Helping the Homeless: Compassion Can Change Our World

Back in early September, I took my son out for an evening in New York City to enjoy the end of summer, as we begrudgingly settled into our back-to-school routine. After dinner and a little exploring, we began to make our way back to Penn Station to catch our train home. Along the way, we passed at least 8 homeless people - most slouched, faces hidden, the little belongings they had surrounding them on the dirty sidewalks that they call home. With each person that we passed, my son grew more and more quiet, and by the expression on his face, I could see that he was troubled. With concern and a shaky voice, he finally turned to me and asked, "Do they live there - don't they have anywhere to go? Mommy, how can we help them?" My heart sank at his questions, as I tried to explain the whys and hows of homelessness. I have wanted to volunteer for quite some time, but life always seems to be busy, and I have not worked toward this goal like I had hoped or should have - that is about to change.

My son's reaction reminded me of how I similarly reacted at a mere 4 years old, shopping in Elizabeth, NJ with my mother. We passed a man who was begging for spare change, and it was the first encounter I had had with a homeless person; I didn't even know that it was possible for people not to have a home. Clutching my mother's hand, I felt her tense as we walked across his path; she quickened her pace and pulled me along, ignoring the man. 4 year-old me didn't understand, and pulled back to stop her. "Wait," I said. I opened the tiny purse I was carrying, and took out the quarter I had (a lot of money to a kid and all that I had) - as I handed it to him, we locked eyes, and the expression in his was one I have never forgotten; a mix of gratitude and sadness stared back at me. As an innocent child, I think the idea of anyone having no choice but to sleep on a cold concrete sidewalk is something that you just cannot fathom. For me, it was the first peek into how cruel the world can be, and it left quite an impression, one that I have carried with me all of my life.

I recently visited a friend in Los Angeles, and knowing the City of Angels is famous for more than just the celebrities, I asked him to take me into Skid Row, the area of downtown L.A. where a large population of the homeless reside. There is actually a sign there - "Skid Row, population too many." I was not prepared for the absolute abundance, the heart-sickening overflow of homeless people - especially veterans. I thought I had seen my share in NYC, but this was unlike anything I had ever experienced before; I nearly had to fight back tears as I surveyed the horrific reality. Tents and cardboard boxes lined the sidewalks, filling them to the brim, and garbage (and urine) flowed into the streets. Homeless people roamed everywhere you looked - I can only compare to a scene similar to when a street fair is occurring, as we could barely drive through the thick crowd. My friend whispered in a defeated tone, "I cannot believe this is happening, here in America... this is the United States." The question that I have, that my friend had - HOW can this happen - how can we allow our own citizens to suffer?

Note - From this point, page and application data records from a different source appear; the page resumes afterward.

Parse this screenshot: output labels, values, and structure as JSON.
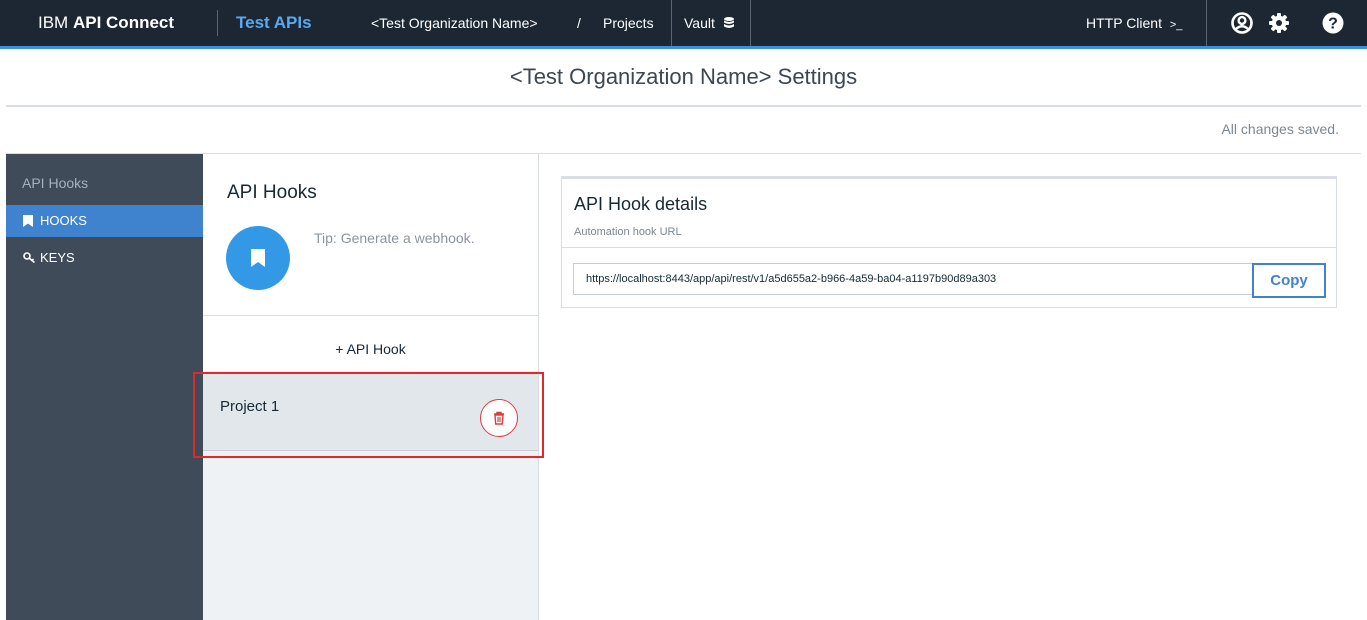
{
  "header": {
    "brand_prefix": "IBM",
    "brand_product": "API Connect",
    "app_name": "Test APIs",
    "breadcrumb_org": "<Test Organization Name>",
    "breadcrumb_sep": "/",
    "breadcrumb_projects": "Projects",
    "vault_label": "Vault",
    "http_client_label": "HTTP Client",
    "http_client_icon": "terminal-prompt-icon",
    "icons": [
      "user-icon",
      "settings-gear-icon",
      "help-icon"
    ],
    "accent_color": "#3d8fe0",
    "background_color": "#1d2733"
  },
  "page": {
    "title": "<Test Organization Name> Settings",
    "save_status": "All changes saved."
  },
  "sidebar": {
    "heading": "API Hooks",
    "items": [
      {
        "label": "HOOKS",
        "icon": "bookmark-icon",
        "active": true
      },
      {
        "label": "KEYS",
        "icon": "key-icon",
        "active": false
      }
    ]
  },
  "hooks_panel": {
    "title": "API Hooks",
    "tip": "Tip: Generate a webhook.",
    "add_label": "+ API Hook",
    "hooks": [
      {
        "name": "Project 1",
        "selected": true
      }
    ],
    "delete_color": "#e03b3b"
  },
  "details": {
    "title": "API Hook details",
    "subtitle": "Automation hook URL",
    "url": "https://localhost:8443/app/api/rest/v1/a5d655a2-b966-4a59-ba04-a1197b90d89a303",
    "copy_label": "Copy"
  }
}
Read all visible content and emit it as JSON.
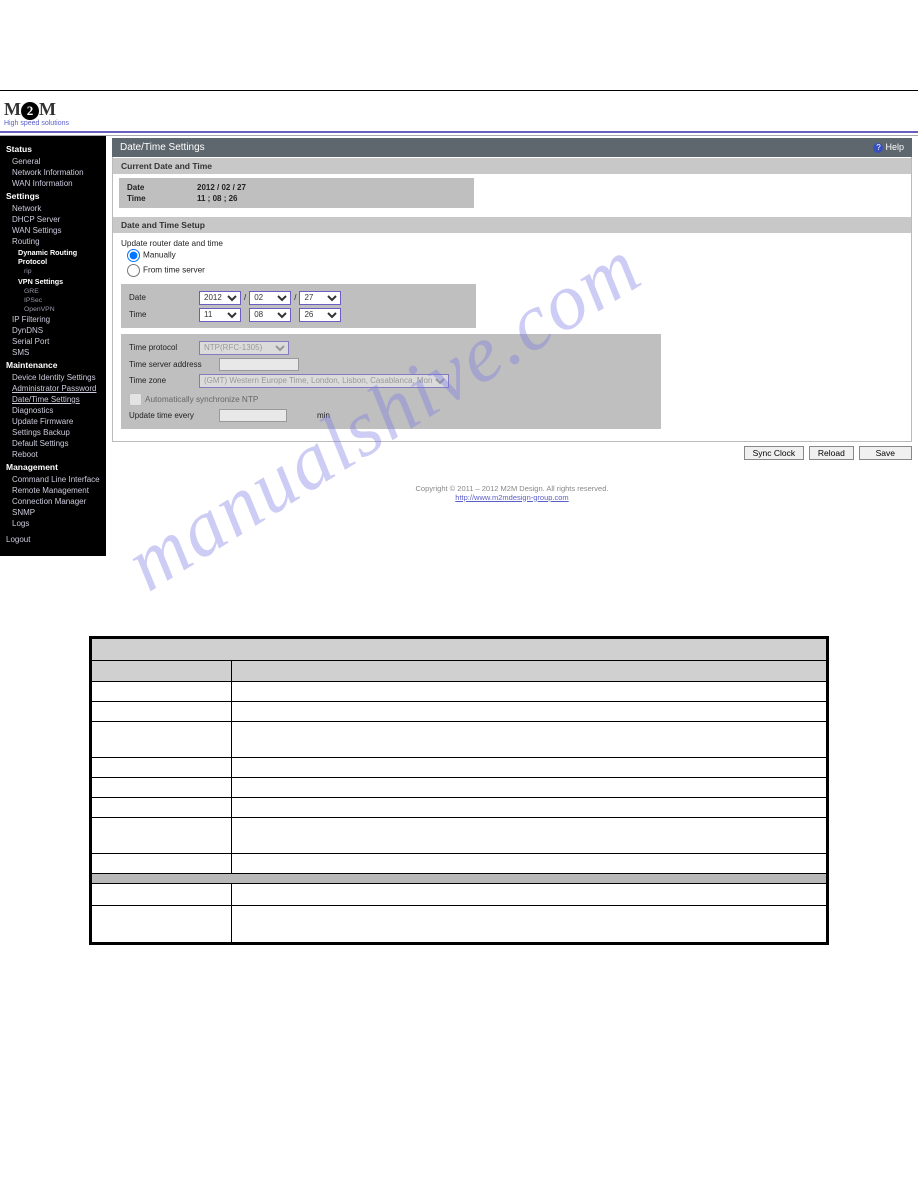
{
  "logo": {
    "text_left": "M",
    "text_mid": "2",
    "text_right": "M",
    "subtitle": "High speed solutions"
  },
  "panel": {
    "title": "Date/Time Settings",
    "help_label": "Help",
    "section_current": "Current Date and Time",
    "current": {
      "date_label": "Date",
      "date_value": "2012 / 02 / 27",
      "time_label": "Time",
      "time_value": "11 ; 08 ; 26"
    },
    "section_setup": "Date and Time Setup",
    "update_label": "Update router date and time",
    "radio_manual": "Manually",
    "radio_server": "From time server",
    "form_date": {
      "label": "Date",
      "year": "2012",
      "month": "02",
      "day": "27"
    },
    "form_time": {
      "label": "Time",
      "hour": "11",
      "min": "08",
      "sec": "26"
    },
    "protocol_label": "Time protocol",
    "protocol_value": "NTP(RFC-1305)",
    "server_label": "Time server address",
    "zone_label": "Time zone",
    "zone_value": "(GMT) Western Europe Time, London, Lisbon, Casablanca, Monrovia",
    "auto_sync": "Automatically synchronize NTP",
    "update_every": "Update time every",
    "min_unit": "min"
  },
  "buttons": {
    "sync": "Sync Clock",
    "reload": "Reload",
    "save": "Save"
  },
  "footer": {
    "copyright": "Copyright © 2011 – 2012 M2M Design. All rights reserved.",
    "link": "http://www.m2mdesign-group.com"
  },
  "sidebar": {
    "status": "Status",
    "status_items": [
      "General",
      "Network Information",
      "WAN Information"
    ],
    "settings": "Settings",
    "settings_items": [
      "Network",
      "DHCP Server",
      "WAN Settings",
      "Routing"
    ],
    "routing_proto": "Dynamic Routing Protocol",
    "routing_proto_items": [
      "rip"
    ],
    "vpn": "VPN Settings",
    "vpn_items": [
      "GRE",
      "IPSec",
      "OpenVPN"
    ],
    "settings_more": [
      "IP Filtering",
      "DynDNS",
      "Serial Port",
      "SMS"
    ],
    "maintenance": "Maintenance",
    "maintenance_items": [
      "Device Identity Settings",
      "Administrator Password",
      "Date/Time Settings",
      "Diagnostics",
      "Update Firmware",
      "Settings Backup",
      "Default Settings",
      "Reboot"
    ],
    "management": "Management",
    "management_items": [
      "Command Line Interface",
      "Remote Management",
      "Connection Manager",
      "SNMP",
      "Logs"
    ],
    "logout": "Logout"
  },
  "watermark": "manualshive.com"
}
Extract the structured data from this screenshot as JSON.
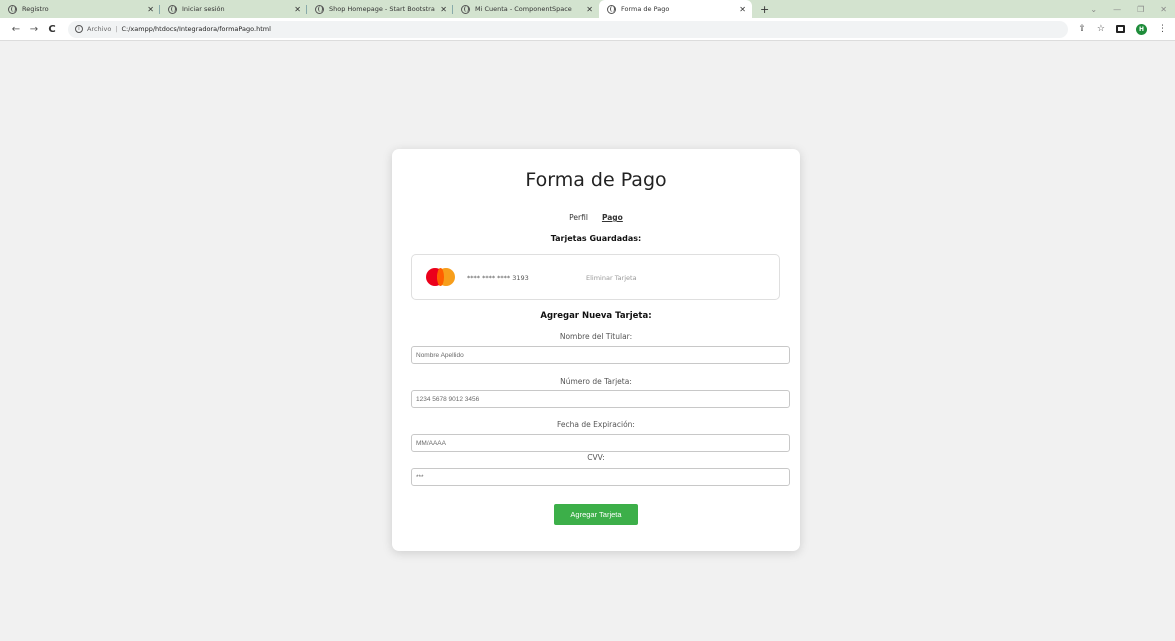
{
  "browser": {
    "tabs": [
      {
        "label": "Registro",
        "active": false
      },
      {
        "label": "Iniciar sesión",
        "active": false
      },
      {
        "label": "Shop Homepage - Start Bootstra",
        "active": false
      },
      {
        "label": "Mi Cuenta - ComponentSpace",
        "active": false
      },
      {
        "label": "Forma de Pago",
        "active": true
      }
    ],
    "new_tab": "+",
    "address": {
      "origin": "Archivo",
      "path": "C:/xampp/htdocs/Integradora/formaPago.html"
    },
    "profile_initial": "H"
  },
  "page": {
    "title": "Forma de Pago",
    "nav": {
      "profile": "Perfil",
      "payment": "Pago"
    },
    "saved_heading": "Tarjetas Guardadas:",
    "saved_card": {
      "number": "**** **** **** 3193",
      "remove": "Eliminar Tarjeta",
      "brand_icon": "mastercard-icon"
    },
    "add_heading": "Agregar Nueva Tarjeta:",
    "fields": {
      "holder": {
        "label": "Nombre del Titular:",
        "placeholder": "Nombre Apellido"
      },
      "number": {
        "label": "Número de Tarjeta:",
        "placeholder": "1234 5678 9012 3456"
      },
      "expiry": {
        "label": "Fecha de Expiración:",
        "placeholder": "MM/AAAA"
      },
      "cvv": {
        "label": "CVV:",
        "placeholder": "***"
      }
    },
    "submit": "Agregar Tarjeta"
  },
  "colors": {
    "accent": "#3caf49",
    "background": "#f1f1f1",
    "tabstrip": "#d3e3cf"
  }
}
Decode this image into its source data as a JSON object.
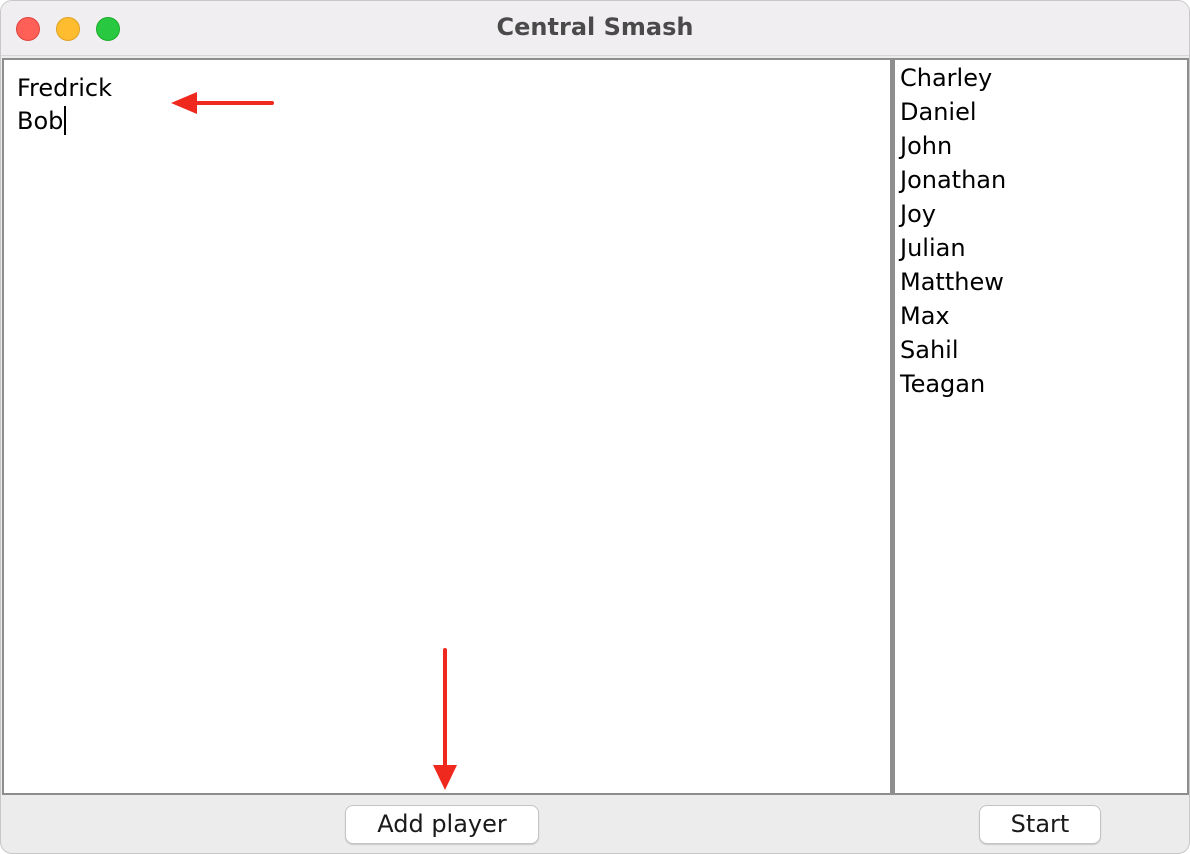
{
  "window": {
    "title": "Central Smash"
  },
  "text_area": {
    "lines": [
      "Fredrick",
      "Bob"
    ]
  },
  "player_list": {
    "items": [
      "Charley",
      "Daniel",
      "John",
      "Jonathan",
      "Joy",
      "Julian",
      "Matthew",
      "Max",
      "Sahil",
      "Teagan"
    ]
  },
  "buttons": {
    "add_player": "Add player",
    "start": "Start"
  },
  "annotations": {
    "arrow_color": "#f0291f"
  },
  "colors": {
    "close": "#fe5f57",
    "minimize": "#febc2e",
    "zoom": "#28c840"
  }
}
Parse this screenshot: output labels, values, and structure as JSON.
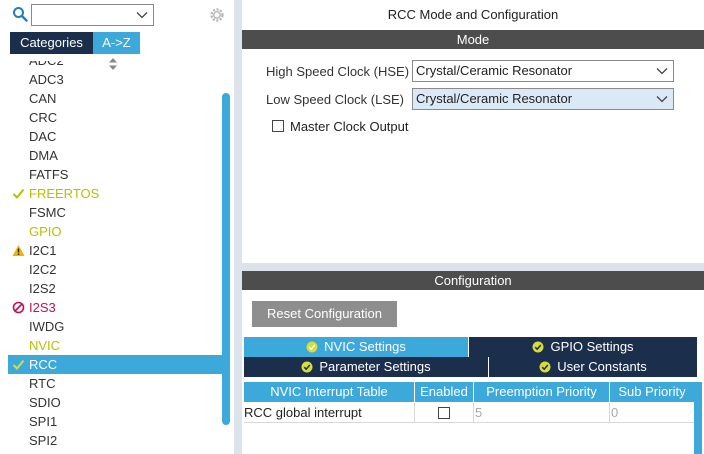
{
  "left_panel": {
    "search": {
      "value": "",
      "placeholder": ""
    },
    "tabs": {
      "categories": "Categories",
      "az": "A->Z"
    },
    "items": [
      {
        "label": "ADC2",
        "status": "none"
      },
      {
        "label": "ADC3",
        "status": "none"
      },
      {
        "label": "CAN",
        "status": "none"
      },
      {
        "label": "CRC",
        "status": "none"
      },
      {
        "label": "DAC",
        "status": "none"
      },
      {
        "label": "DMA",
        "status": "none"
      },
      {
        "label": "FATFS",
        "status": "none"
      },
      {
        "label": "FREERTOS",
        "status": "ok"
      },
      {
        "label": "FSMC",
        "status": "none"
      },
      {
        "label": "GPIO",
        "status": "green"
      },
      {
        "label": "I2C1",
        "status": "warning"
      },
      {
        "label": "I2C2",
        "status": "none"
      },
      {
        "label": "I2S2",
        "status": "none"
      },
      {
        "label": "I2S3",
        "status": "disabled"
      },
      {
        "label": "IWDG",
        "status": "none"
      },
      {
        "label": "NVIC",
        "status": "green"
      },
      {
        "label": "RCC",
        "status": "selected"
      },
      {
        "label": "RTC",
        "status": "none"
      },
      {
        "label": "SDIO",
        "status": "none"
      },
      {
        "label": "SPI1",
        "status": "none"
      },
      {
        "label": "SPI2",
        "status": "none"
      }
    ]
  },
  "right_panel": {
    "title": "RCC Mode and Configuration",
    "mode": {
      "header": "Mode",
      "hse_label": "High Speed Clock (HSE)",
      "hse_value": "Crystal/Ceramic Resonator",
      "lse_label": "Low Speed Clock (LSE)",
      "lse_value": "Crystal/Ceramic Resonator",
      "mco_label": "Master Clock Output",
      "mco_checked": false
    },
    "configuration": {
      "header": "Configuration",
      "reset_label": "Reset Configuration",
      "tabs": {
        "nvic": "NVIC Settings",
        "gpio": "GPIO Settings",
        "params": "Parameter Settings",
        "user": "User Constants"
      },
      "table": {
        "columns": [
          "NVIC Interrupt Table",
          "Enabled",
          "Preemption Priority",
          "Sub Priority"
        ],
        "rows": [
          {
            "name": "RCC global interrupt",
            "enabled": false,
            "preemption": "5",
            "sub": "0"
          }
        ]
      }
    }
  },
  "colors": {
    "accent": "#3da8da",
    "dark_tab": "#1b2e4b",
    "section_header": "#4d4d4d",
    "ok_green": "#b8c000",
    "warning": "#f0b400",
    "disabled": "#c0105a"
  }
}
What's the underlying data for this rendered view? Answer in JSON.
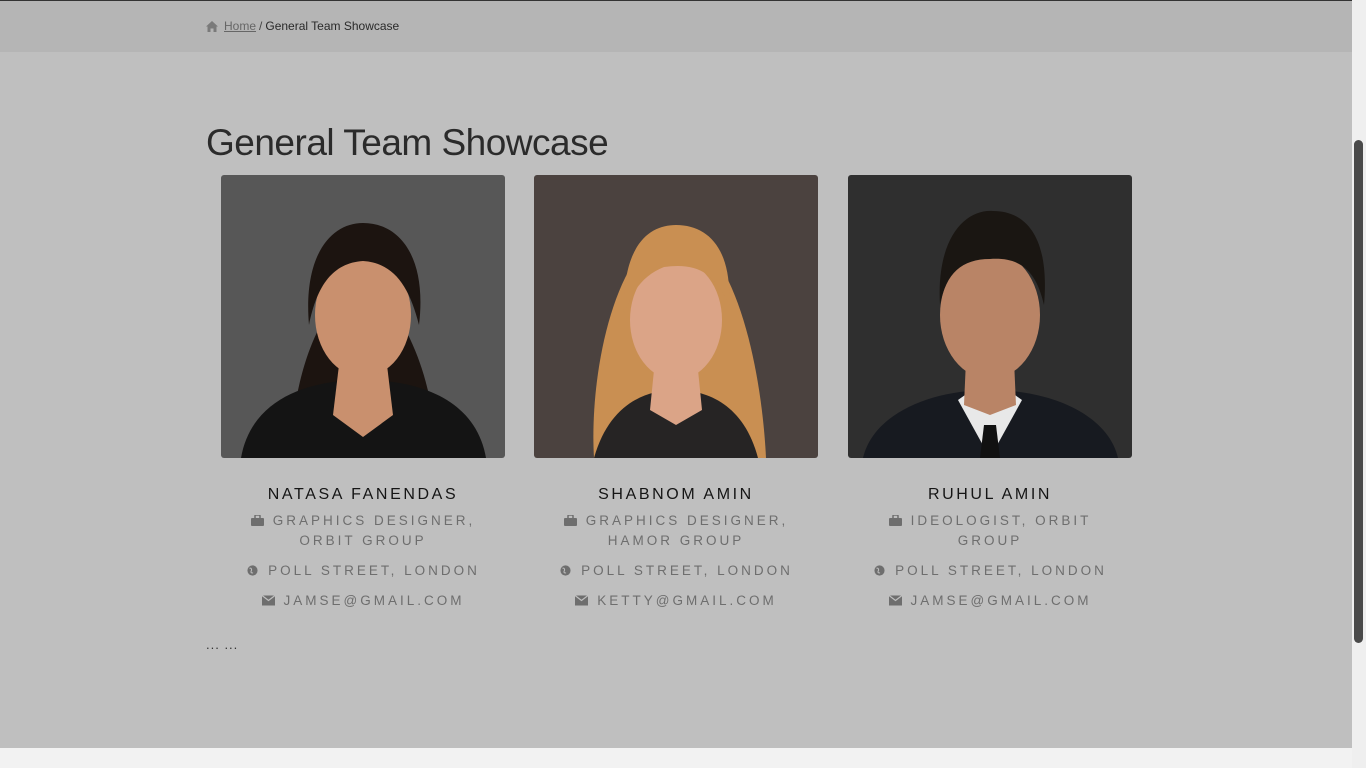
{
  "breadcrumb": {
    "home_label": "Home",
    "separator": "/",
    "current_label": "General Team Showcase"
  },
  "page": {
    "title": "General Team Showcase",
    "ellipsis": "... ..."
  },
  "team": [
    {
      "name": "NATASA FANENDAS",
      "role": "GRAPHICS DESIGNER, ORBIT GROUP",
      "location": "POLL STREET, LONDON",
      "email": "JAMSE@GMAIL.COM",
      "photo_bg": "#575757",
      "hair_color": "#1c1410",
      "skin_color": "#c9906e",
      "clothes_color": "#141414"
    },
    {
      "name": "SHABNOM AMIN",
      "role": "GRAPHICS DESIGNER, HAMOR GROUP",
      "location": "POLL STREET, LONDON",
      "email": "KETTY@GMAIL.COM",
      "photo_bg": "#4b423f",
      "hair_color": "#c98f52",
      "skin_color": "#dba487",
      "clothes_color": "#262424"
    },
    {
      "name": "RUHUL AMIN",
      "role": "IDEOLOGIST, ORBIT GROUP",
      "location": "POLL STREET, LONDON",
      "email": "JAMSE@GMAIL.COM",
      "photo_bg": "#2f2f2f",
      "hair_color": "#1a1612",
      "skin_color": "#b98466",
      "clothes_color": "#171a20"
    }
  ],
  "colors": {
    "overlay": "#bfbfbf",
    "breadcrumb_bar": "#b5b5b5",
    "text_muted": "#6e6e6e",
    "name_text": "#151515"
  },
  "icons": {
    "breadcrumb": "home-icon",
    "role": "briefcase-icon",
    "location": "globe-icon",
    "email": "envelope-icon"
  }
}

In a city where luxurious multi million-dollar mansions line the hills off the coast, where celebrities reside, how can we turn our heads and look the other way? I don't know that I will ever understand, but I know that I have to do my part. 

My experience as a little girl is what originally sparked my interest in helping people afflicted by extreme poverty and homelessness, but seeing the expression in my own child's eyes, that same way I felt at 4 years old, has only made me vow to try harder to help. I can no longer idly walk by or ignore this horrible reality; I pray none of us can. I hope to use my heart as well as my voice to help this cause, and I beg for you to join me. As mentioned in my previous article on the epidemic of homelessness, there are many great organizations you can volunteer your time with, and your efforts are needed well beyond the holiday season. Please remember that every helping hand, and every voice brings more awareness to this issue that so many Americans struggle with every day.

You really can make a difference in the world, we all can - we just have to try. Will you help?


  1. “Euro­pean [and American] opulence is literally scandalous, for it has been founded on slavery, it has been nourished with the blood of slaves and it comes directly from the soil and from the subsoil of that underdeveloped world … Deportations, massacres, forced labor, and slavery have been the main methods used by capitalism to increase its wealth, its gold or diamond reserves, and to establish its power … For in a very concrete way Europe has stuffed her­ self inordinately with the gold and raw materials of the colonial countries: Latin America, China, and Africa. From all these continents, under whose eyes Europe today raises up her tower of opulence … Europe is literally the creation of the Third World. The wealth which smothers her is that which was stolen from the under­ developed peoples. So when we hear the head of a European state declare with his hand on his heart that he must come to the aid of the poor underdeveloped peoples, we do not tremble with gratitude. Quite the contrary, we say to ourselves: ‘It's a just reparation which will be paid to us.’”—from “The Wretched of the Earth” by Frantz Fanon []

    1. Very true, and unfortunate. I need to check this out - thanks for the recommendation.


Post a Comment

Popular Posts